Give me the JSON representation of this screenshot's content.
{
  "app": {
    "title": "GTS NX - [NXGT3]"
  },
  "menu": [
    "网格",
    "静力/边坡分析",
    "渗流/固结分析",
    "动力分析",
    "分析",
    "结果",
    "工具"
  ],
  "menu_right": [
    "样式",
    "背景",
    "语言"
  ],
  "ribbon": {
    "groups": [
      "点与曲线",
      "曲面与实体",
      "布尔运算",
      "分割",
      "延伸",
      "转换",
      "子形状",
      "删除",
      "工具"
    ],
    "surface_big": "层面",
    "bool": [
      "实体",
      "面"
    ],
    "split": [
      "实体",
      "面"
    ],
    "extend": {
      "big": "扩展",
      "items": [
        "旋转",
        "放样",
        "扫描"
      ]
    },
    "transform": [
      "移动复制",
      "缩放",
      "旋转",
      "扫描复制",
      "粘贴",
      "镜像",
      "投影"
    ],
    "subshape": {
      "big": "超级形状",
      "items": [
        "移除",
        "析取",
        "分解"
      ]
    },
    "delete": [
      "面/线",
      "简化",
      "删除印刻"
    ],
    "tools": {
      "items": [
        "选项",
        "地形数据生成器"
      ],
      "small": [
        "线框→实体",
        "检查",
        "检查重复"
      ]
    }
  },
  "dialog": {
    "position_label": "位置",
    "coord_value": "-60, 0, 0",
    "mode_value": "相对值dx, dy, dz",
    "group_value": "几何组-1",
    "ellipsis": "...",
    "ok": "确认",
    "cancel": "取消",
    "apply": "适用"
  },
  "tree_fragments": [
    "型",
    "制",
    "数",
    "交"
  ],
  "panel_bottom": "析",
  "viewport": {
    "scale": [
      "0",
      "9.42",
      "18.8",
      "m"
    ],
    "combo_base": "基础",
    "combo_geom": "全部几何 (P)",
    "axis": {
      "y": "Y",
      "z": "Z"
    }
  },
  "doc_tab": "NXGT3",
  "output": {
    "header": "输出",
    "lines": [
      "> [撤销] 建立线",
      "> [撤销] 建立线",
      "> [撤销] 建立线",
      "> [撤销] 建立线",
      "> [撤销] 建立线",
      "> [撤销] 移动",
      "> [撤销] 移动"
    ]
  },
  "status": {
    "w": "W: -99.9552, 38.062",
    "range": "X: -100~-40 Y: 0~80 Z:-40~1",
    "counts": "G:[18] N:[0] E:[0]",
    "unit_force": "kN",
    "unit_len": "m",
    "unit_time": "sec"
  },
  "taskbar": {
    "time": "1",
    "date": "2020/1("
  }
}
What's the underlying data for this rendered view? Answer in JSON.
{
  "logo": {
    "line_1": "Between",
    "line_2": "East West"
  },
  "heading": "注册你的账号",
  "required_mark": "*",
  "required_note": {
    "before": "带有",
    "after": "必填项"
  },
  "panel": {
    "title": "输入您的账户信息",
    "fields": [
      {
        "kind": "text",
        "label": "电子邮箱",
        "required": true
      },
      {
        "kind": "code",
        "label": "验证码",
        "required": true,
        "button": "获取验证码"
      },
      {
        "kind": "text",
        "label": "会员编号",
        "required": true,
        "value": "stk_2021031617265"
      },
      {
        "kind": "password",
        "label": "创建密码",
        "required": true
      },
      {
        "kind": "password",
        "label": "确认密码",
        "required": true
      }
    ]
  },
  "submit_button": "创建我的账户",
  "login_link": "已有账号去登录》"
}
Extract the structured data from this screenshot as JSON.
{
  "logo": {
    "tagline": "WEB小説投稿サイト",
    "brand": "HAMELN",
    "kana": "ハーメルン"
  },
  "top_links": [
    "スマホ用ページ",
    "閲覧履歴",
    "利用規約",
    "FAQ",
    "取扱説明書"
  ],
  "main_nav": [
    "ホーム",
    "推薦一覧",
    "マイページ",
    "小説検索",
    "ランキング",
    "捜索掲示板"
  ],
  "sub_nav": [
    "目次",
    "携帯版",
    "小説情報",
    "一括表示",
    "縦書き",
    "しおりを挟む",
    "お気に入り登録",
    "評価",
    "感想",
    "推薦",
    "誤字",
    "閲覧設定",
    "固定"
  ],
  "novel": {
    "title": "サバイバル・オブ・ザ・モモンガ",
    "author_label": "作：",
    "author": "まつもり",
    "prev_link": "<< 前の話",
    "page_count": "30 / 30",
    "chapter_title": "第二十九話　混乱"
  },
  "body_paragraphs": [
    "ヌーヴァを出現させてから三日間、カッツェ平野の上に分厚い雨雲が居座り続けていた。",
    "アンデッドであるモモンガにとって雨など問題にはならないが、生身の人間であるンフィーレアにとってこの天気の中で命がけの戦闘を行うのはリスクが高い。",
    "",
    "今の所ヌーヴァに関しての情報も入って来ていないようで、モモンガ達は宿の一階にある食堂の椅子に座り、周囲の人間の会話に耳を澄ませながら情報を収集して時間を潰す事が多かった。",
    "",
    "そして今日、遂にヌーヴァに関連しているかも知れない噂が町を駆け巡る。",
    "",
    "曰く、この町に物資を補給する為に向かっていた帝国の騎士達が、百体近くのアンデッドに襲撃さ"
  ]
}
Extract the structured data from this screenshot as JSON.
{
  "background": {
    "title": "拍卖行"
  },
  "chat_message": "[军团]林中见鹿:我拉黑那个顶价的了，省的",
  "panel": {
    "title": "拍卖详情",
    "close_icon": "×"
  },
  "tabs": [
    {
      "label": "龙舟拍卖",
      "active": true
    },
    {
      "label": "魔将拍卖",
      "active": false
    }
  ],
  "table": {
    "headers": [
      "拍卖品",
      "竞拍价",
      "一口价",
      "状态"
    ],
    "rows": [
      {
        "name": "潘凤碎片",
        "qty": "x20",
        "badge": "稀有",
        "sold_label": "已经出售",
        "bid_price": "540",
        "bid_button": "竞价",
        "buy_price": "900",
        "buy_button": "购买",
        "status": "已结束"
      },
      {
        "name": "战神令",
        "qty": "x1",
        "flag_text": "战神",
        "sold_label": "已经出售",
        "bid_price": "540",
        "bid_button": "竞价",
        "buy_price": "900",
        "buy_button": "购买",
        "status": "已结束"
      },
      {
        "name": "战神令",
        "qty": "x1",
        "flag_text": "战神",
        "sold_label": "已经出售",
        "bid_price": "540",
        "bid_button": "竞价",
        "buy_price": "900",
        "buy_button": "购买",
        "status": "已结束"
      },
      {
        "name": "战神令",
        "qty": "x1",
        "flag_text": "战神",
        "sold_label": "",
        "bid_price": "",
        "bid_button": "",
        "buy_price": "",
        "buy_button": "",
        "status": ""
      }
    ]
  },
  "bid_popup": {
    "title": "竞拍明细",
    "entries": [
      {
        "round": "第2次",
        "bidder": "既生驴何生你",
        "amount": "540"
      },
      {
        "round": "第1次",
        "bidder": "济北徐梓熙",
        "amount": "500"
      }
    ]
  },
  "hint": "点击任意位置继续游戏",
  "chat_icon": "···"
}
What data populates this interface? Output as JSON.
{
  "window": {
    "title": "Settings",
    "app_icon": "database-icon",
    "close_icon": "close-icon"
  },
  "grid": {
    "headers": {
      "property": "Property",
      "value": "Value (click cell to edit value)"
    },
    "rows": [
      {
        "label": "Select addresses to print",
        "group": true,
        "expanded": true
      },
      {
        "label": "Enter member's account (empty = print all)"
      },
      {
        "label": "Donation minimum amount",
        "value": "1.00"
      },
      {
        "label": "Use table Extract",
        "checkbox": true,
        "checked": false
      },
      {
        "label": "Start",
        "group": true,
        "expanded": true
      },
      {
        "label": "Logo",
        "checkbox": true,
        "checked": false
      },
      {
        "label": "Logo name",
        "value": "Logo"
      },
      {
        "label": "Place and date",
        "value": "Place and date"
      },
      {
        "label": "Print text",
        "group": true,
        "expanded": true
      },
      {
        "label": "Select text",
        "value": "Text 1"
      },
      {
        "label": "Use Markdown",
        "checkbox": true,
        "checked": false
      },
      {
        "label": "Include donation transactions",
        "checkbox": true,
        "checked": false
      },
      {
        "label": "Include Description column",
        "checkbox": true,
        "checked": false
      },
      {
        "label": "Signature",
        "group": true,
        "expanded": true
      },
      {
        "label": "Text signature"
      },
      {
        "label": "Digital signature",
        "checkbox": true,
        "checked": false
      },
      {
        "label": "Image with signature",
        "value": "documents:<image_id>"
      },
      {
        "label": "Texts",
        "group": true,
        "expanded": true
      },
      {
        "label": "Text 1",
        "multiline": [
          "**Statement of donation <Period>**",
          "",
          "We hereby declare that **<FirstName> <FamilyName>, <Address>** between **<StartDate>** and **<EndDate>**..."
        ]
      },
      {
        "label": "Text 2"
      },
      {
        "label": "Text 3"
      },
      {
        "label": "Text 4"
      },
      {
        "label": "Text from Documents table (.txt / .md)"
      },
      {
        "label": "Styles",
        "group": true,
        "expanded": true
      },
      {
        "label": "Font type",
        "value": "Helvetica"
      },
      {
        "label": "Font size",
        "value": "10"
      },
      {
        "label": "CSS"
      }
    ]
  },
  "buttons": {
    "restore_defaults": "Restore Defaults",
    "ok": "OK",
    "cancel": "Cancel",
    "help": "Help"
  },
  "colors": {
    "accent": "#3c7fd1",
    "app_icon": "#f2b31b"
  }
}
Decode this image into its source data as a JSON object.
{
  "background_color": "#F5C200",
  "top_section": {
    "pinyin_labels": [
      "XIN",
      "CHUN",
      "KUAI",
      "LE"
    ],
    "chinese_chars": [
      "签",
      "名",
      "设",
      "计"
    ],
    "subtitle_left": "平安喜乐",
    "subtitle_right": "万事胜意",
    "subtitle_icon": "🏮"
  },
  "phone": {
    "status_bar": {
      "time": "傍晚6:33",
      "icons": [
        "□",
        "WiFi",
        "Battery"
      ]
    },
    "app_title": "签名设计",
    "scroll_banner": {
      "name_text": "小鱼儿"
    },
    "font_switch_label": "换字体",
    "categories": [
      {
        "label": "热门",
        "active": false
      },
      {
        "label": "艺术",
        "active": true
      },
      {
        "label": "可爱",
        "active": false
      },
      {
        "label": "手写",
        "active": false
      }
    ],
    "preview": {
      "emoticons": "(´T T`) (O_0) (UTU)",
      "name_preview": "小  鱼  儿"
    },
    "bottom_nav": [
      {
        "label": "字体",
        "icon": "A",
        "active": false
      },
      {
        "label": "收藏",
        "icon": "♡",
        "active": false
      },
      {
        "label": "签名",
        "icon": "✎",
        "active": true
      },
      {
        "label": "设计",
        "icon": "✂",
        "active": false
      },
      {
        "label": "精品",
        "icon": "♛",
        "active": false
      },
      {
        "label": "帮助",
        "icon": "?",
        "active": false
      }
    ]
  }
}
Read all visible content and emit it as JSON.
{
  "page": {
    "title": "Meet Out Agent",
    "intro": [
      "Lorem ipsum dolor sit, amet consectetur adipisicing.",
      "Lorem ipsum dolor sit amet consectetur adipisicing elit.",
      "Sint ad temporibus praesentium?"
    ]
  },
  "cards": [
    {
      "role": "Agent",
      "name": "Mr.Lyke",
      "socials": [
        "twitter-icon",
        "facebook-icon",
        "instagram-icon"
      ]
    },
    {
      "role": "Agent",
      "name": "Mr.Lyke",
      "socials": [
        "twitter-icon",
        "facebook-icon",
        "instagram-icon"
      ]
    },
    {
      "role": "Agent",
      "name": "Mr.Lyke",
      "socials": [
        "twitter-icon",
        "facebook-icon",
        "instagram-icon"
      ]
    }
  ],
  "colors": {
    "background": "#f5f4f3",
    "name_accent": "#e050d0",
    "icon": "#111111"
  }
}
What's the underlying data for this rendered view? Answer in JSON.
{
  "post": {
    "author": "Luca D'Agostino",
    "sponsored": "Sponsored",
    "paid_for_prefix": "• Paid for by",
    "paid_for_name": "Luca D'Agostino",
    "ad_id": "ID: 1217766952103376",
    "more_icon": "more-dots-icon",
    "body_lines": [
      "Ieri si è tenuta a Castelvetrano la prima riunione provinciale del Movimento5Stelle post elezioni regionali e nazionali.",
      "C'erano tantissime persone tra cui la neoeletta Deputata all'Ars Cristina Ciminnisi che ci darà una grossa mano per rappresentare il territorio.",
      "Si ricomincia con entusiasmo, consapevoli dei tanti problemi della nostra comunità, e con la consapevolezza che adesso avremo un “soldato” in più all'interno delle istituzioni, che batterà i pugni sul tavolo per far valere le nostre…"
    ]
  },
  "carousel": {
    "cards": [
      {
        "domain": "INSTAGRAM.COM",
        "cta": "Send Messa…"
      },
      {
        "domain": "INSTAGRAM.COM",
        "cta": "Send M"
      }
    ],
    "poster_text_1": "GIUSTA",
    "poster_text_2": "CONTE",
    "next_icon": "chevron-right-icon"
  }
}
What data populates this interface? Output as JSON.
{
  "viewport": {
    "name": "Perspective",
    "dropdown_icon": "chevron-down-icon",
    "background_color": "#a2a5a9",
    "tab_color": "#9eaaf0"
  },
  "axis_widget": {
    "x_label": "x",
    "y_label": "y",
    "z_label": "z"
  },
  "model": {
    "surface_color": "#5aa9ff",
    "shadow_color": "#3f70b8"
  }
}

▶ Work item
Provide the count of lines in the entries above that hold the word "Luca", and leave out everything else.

▶ Output of the task
2